Alissa Peterson is looking for entrepreneurs who can bring new innovations to the ocean. She worked with the New England Aquarium to launch on Thursday the nation’s first aquarium-centered startup incubator, named BlueSwell, which aims to use tech to hack the seas.
The incubator’s goal is to foster early stage startups focused on offshore renewable energy, sustainable seafood, maritime decarbonization, marine pollution and resilient waterfronts. At the end of the program, Peterson said founders should be ready to raise funding.
“The intersection of folks that have worked in tech and venture, and the people who know what the ocean needs, that’s where we’re going to find the answers,” said Peterson, executive director of SeaAhead, a Boston b-corporation that partnered with the New England Aquarium to start BlueSwell.

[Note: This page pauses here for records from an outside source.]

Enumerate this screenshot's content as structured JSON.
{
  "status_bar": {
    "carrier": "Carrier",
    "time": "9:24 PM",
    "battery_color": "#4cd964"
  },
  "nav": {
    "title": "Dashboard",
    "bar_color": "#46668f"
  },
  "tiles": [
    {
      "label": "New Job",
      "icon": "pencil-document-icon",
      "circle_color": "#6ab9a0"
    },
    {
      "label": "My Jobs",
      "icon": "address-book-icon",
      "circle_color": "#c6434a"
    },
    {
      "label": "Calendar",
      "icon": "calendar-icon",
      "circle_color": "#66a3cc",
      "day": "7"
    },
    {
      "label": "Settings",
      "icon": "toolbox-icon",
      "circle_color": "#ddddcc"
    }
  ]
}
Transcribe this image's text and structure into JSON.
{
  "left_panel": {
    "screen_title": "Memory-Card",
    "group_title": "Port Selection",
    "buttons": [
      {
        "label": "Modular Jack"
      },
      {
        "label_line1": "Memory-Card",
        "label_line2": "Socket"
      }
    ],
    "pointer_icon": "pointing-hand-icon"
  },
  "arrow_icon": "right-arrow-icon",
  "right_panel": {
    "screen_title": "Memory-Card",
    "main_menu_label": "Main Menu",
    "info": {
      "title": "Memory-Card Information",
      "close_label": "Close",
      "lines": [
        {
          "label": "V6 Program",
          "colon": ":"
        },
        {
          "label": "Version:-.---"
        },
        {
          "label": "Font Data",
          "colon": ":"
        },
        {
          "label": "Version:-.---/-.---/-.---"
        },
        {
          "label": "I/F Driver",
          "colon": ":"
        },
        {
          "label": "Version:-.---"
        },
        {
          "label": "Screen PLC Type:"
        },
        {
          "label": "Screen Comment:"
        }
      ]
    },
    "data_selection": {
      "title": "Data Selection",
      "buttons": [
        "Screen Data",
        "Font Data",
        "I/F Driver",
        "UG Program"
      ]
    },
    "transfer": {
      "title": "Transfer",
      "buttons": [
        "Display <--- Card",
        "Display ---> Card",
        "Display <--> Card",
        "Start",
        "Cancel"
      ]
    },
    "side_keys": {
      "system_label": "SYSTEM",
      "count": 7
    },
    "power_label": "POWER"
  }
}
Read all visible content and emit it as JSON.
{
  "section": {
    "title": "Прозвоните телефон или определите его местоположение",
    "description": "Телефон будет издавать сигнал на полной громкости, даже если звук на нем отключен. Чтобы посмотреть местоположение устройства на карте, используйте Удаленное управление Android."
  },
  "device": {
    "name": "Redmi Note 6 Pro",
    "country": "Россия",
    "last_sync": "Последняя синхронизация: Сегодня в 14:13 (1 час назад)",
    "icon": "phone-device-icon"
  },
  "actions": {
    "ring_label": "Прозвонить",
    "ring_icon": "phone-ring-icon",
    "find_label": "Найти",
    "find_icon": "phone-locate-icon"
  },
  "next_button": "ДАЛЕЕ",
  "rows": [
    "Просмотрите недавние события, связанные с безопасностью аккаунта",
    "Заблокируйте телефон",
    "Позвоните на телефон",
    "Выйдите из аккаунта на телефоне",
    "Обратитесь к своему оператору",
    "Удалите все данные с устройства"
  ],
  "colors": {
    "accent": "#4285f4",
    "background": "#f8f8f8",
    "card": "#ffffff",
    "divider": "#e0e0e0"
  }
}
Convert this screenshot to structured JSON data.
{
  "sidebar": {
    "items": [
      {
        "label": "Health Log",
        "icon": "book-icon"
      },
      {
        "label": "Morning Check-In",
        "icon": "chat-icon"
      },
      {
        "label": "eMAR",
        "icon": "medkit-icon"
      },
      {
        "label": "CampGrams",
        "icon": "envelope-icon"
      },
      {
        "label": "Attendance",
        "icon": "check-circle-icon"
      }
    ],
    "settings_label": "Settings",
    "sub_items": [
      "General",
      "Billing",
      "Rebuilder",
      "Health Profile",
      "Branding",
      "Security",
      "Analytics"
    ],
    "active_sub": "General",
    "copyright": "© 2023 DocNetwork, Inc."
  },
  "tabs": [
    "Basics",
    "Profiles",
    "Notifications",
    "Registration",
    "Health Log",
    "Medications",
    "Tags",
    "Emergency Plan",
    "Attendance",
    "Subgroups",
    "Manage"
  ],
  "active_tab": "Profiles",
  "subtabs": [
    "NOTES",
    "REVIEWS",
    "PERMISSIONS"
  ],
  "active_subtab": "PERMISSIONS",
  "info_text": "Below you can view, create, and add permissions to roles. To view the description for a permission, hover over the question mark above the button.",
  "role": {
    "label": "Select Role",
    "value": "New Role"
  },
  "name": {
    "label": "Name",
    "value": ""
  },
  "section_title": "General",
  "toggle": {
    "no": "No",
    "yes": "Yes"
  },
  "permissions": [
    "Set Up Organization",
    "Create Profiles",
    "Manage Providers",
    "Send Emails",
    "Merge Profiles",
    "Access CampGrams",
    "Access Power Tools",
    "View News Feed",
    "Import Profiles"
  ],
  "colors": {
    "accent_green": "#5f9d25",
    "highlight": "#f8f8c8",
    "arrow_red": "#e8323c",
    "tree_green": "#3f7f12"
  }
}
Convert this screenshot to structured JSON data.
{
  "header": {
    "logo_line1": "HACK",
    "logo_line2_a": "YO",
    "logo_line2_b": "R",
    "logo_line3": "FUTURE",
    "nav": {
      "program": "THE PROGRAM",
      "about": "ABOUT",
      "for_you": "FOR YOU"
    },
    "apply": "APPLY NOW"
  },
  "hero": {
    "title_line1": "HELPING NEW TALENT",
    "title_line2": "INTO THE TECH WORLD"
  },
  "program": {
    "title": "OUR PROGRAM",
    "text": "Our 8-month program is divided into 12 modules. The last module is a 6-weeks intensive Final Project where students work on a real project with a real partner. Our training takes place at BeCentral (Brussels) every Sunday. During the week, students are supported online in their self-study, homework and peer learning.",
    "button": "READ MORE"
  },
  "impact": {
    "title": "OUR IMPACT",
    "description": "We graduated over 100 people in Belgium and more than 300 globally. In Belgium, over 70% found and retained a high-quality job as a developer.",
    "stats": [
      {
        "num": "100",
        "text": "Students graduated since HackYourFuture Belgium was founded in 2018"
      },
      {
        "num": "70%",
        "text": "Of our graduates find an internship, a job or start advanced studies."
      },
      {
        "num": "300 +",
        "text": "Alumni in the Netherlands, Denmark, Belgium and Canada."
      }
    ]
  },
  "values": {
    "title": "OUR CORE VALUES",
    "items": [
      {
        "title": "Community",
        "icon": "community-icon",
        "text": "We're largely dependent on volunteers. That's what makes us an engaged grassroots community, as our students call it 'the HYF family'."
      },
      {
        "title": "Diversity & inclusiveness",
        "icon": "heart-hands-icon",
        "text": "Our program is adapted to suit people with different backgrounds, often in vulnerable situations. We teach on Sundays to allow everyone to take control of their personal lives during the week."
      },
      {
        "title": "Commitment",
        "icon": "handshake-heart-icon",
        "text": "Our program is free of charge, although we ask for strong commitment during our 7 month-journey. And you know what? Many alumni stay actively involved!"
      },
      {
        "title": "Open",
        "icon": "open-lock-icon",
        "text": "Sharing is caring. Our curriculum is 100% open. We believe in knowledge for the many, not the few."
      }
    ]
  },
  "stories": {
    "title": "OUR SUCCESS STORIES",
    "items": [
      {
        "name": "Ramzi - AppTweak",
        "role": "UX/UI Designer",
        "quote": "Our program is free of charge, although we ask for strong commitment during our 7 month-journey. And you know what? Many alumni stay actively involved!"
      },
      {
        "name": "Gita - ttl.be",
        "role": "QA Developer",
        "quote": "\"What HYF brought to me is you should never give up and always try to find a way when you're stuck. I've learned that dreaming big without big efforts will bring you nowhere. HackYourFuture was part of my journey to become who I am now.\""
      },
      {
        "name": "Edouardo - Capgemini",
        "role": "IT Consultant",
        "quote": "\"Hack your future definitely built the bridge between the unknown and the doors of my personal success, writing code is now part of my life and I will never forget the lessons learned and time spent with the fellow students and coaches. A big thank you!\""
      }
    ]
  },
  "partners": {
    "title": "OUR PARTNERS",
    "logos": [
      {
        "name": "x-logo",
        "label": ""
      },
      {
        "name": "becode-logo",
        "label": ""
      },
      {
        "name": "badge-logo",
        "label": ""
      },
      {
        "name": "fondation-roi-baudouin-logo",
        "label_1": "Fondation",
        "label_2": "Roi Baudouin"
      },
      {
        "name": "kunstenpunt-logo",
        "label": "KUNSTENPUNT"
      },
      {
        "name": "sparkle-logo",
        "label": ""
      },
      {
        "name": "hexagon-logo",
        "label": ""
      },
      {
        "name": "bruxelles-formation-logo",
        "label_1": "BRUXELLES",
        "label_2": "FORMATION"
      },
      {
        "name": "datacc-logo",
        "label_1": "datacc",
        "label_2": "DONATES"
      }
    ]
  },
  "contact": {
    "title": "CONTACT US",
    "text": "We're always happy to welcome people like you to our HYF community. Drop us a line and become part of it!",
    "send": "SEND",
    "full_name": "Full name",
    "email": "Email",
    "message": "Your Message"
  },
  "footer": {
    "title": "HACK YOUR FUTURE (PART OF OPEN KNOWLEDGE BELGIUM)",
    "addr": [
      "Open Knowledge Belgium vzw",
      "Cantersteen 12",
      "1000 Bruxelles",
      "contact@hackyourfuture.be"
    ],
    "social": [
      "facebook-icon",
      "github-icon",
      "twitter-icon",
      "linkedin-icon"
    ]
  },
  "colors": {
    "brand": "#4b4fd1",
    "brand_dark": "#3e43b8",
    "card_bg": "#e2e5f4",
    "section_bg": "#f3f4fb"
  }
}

Startups will receive $35,000, as well as access to the insights of SeaAhead and the New England Aquarium’s research arm, the Anderson Cabot Center for Ocean Life. The 20-week program will run from October to April of 2021, and the deadline to submit applications to the program is August 9.
Peterson said she is still deciding how many startups will be admitted into BlueSwell.
“There’s really not that many organizations that are focused on supporting entrepreneurs that are specifically focused on the ocean,” Peterson told Built In. “It’s an under-resourced space.”
The tech industry hasn’t centered on ocean conservation because the sea’s problems may seem too large to make an impact, Peterson said. The oceans size also may give some the impression that others are already working to solve its problems, she added. And since ships sail out to the middle of the sea, these carbon emitters remain out of founders’ sight and mind.
But, the ocean comprises 70 percent of the globe. In 2010, the Organization for Economic Cooperation and Development estimated that the global blue economy reached $1.5 trillion. The international group expects the market size to double by 2030.
“This is not a niche,” Peterson said. “This is a big business.”
In terms of innovation, Peterson said she’s excited about the potential for aquaculture for growing food, since it has the potential to contribute a lower carbon footprint than land-based farming. She said startups that use tech to substitute insects for fish protein or companies that work to reduce the use of pharmaceuticals in farmed fish are examples of the sort of ventures that could be a good fit for the incubator.
“There are a lot of entrepreneurs that have ideas for how to improve the ocean because they’re either marine biologists, or they’ve done other ocean science or studies,” Peterson said. “But they need the talents and the skills of folks that have focused on enterprise software and other kinds of social technologies.”